##### Material for this exercise #####

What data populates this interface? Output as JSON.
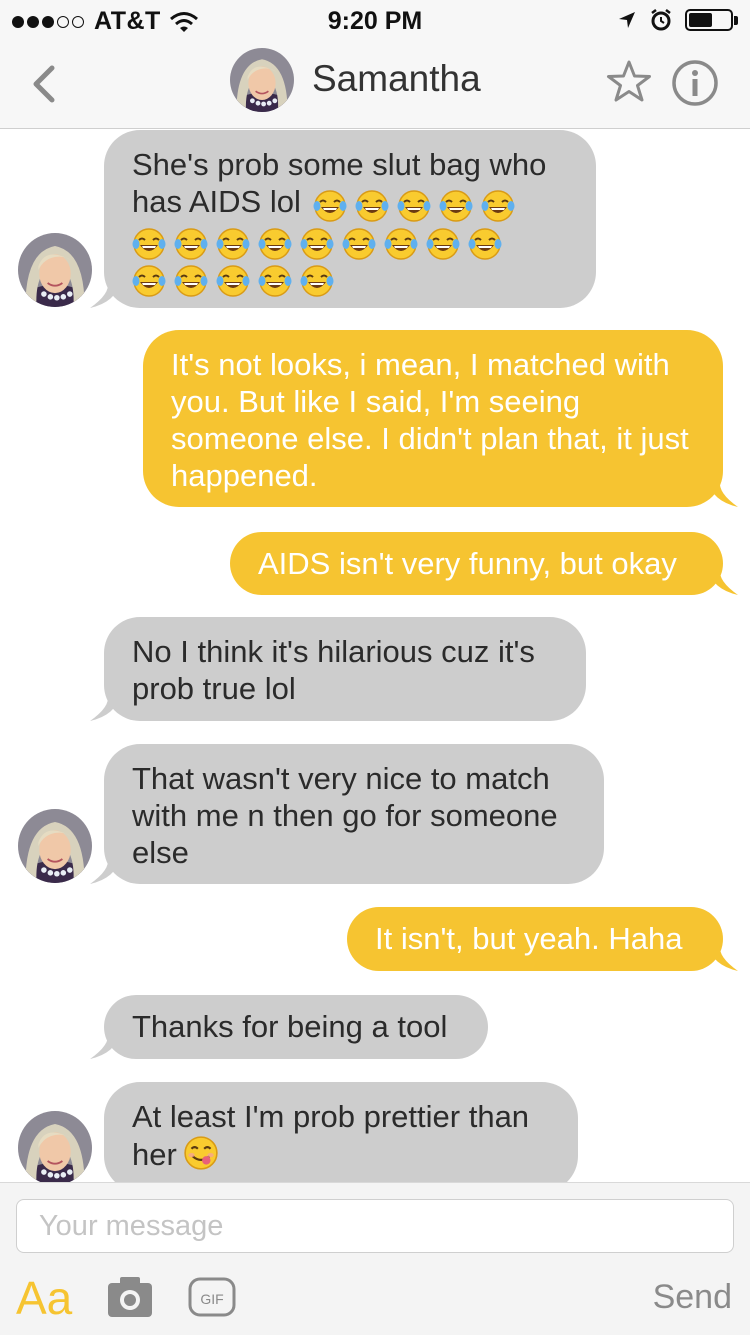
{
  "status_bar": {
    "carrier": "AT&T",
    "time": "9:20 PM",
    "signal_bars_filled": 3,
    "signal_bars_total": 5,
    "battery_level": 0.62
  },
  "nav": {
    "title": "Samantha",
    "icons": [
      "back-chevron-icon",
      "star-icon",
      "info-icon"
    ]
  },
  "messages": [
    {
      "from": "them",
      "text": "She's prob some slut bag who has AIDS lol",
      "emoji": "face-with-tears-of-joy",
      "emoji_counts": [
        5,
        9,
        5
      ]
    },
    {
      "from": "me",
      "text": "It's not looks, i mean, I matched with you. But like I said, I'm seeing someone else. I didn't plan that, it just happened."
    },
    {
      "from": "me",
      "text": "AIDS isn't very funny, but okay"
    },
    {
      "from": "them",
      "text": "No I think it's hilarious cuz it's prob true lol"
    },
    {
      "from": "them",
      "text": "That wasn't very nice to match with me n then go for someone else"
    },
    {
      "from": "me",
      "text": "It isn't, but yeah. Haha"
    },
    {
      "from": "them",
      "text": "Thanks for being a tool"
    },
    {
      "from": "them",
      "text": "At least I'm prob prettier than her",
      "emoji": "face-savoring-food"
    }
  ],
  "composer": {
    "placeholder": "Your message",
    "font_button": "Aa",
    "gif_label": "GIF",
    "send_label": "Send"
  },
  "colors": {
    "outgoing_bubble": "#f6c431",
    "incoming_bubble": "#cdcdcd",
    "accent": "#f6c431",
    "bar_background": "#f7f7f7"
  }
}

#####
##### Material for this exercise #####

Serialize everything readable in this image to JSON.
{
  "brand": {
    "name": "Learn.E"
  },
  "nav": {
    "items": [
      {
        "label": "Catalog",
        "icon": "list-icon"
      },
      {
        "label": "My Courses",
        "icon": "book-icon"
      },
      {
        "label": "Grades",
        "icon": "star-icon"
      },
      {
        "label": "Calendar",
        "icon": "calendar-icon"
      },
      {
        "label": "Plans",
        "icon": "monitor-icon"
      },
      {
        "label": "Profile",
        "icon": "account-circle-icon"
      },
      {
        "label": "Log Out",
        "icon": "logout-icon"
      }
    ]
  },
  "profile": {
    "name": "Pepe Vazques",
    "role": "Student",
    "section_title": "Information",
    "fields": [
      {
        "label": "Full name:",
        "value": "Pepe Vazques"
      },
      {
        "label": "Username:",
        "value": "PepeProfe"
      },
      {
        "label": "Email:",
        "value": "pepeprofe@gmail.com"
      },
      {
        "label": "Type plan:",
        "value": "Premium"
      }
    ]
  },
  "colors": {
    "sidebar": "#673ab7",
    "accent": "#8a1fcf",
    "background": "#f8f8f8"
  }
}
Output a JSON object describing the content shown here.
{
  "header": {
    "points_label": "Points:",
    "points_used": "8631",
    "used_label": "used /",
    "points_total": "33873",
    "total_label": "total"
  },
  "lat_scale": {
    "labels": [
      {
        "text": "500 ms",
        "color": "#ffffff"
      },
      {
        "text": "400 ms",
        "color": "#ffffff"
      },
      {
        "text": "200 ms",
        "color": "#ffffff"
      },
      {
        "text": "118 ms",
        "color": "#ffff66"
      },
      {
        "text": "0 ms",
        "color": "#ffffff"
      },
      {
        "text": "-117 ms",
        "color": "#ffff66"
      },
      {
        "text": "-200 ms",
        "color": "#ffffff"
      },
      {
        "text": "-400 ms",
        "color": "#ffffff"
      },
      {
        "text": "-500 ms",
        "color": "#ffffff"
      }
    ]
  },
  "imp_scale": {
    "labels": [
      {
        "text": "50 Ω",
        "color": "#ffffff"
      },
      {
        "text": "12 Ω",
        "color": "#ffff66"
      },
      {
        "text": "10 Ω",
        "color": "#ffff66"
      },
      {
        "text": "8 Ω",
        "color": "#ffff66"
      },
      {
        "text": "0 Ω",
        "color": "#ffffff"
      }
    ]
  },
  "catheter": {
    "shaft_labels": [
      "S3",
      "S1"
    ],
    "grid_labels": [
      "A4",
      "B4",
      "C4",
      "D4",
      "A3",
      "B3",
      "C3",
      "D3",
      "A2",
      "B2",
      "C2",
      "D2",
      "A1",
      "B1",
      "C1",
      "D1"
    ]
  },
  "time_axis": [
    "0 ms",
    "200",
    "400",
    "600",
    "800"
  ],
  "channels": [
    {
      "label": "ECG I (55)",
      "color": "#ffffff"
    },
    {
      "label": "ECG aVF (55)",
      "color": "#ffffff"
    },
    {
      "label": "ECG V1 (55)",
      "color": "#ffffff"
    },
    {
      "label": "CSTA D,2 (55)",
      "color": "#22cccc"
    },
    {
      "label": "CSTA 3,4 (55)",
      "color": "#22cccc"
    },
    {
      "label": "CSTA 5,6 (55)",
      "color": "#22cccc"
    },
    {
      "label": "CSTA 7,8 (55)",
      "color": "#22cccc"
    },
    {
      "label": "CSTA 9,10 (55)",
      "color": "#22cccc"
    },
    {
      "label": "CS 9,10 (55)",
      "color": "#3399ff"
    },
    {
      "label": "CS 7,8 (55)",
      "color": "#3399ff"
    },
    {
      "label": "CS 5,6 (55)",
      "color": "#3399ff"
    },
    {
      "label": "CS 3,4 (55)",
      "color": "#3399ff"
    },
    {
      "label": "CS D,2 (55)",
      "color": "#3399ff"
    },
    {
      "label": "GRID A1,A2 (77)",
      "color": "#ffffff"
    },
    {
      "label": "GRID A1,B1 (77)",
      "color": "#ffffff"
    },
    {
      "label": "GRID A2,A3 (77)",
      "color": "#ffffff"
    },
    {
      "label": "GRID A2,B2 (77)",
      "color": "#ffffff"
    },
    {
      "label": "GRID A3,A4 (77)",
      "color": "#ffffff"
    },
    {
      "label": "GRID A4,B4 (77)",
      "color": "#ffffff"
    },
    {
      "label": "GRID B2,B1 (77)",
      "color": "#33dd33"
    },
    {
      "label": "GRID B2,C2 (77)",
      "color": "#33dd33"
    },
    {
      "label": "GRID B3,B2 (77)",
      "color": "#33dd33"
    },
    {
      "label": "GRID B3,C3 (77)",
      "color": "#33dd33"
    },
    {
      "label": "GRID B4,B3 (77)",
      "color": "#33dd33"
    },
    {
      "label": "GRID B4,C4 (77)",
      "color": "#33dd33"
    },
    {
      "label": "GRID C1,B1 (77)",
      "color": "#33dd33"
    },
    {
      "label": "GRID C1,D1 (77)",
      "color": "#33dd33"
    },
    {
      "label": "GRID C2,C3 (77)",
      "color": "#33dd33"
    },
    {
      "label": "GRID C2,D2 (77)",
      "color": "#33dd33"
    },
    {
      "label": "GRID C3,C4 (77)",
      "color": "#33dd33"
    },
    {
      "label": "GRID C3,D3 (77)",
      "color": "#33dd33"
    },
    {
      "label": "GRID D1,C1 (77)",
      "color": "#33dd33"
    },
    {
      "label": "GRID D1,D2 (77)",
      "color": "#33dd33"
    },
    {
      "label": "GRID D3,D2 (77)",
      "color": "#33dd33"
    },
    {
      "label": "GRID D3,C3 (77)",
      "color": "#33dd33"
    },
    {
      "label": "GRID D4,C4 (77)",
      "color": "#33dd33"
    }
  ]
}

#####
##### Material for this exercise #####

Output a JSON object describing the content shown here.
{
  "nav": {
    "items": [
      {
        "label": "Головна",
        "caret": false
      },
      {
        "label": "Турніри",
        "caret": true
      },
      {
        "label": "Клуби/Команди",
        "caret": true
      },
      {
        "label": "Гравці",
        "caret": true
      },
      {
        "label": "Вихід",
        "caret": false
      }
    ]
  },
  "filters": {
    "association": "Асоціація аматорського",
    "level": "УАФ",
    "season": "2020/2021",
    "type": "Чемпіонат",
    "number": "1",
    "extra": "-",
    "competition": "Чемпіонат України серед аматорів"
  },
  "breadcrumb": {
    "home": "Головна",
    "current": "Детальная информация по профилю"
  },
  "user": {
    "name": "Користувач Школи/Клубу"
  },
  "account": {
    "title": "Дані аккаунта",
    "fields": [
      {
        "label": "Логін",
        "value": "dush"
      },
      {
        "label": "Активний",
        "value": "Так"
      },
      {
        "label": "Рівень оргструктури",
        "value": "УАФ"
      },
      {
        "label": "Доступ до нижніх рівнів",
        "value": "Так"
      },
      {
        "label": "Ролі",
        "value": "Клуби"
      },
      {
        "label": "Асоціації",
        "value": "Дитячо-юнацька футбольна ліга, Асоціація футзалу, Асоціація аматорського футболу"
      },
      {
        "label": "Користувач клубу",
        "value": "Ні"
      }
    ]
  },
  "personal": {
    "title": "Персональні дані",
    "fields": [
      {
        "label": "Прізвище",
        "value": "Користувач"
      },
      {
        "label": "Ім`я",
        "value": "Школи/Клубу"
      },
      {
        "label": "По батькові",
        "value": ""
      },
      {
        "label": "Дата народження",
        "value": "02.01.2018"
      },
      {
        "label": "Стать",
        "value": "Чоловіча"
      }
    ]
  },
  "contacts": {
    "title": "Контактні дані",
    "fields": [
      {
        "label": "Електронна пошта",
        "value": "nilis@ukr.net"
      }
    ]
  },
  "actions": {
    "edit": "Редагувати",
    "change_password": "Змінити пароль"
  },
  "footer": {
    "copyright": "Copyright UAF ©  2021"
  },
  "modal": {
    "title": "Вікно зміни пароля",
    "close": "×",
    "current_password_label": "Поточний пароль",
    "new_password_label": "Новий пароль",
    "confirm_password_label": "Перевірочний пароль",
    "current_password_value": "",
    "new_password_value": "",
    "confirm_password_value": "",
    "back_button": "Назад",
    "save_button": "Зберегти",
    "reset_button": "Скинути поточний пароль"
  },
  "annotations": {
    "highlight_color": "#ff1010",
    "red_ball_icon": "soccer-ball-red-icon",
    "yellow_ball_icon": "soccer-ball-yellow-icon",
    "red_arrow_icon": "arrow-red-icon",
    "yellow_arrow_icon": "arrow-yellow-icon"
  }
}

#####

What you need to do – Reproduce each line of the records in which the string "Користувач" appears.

Response to the exercise –
    "name": "Користувач Школи/Клубу"
        "label": "Користувач клубу",
        "value": "Користувач"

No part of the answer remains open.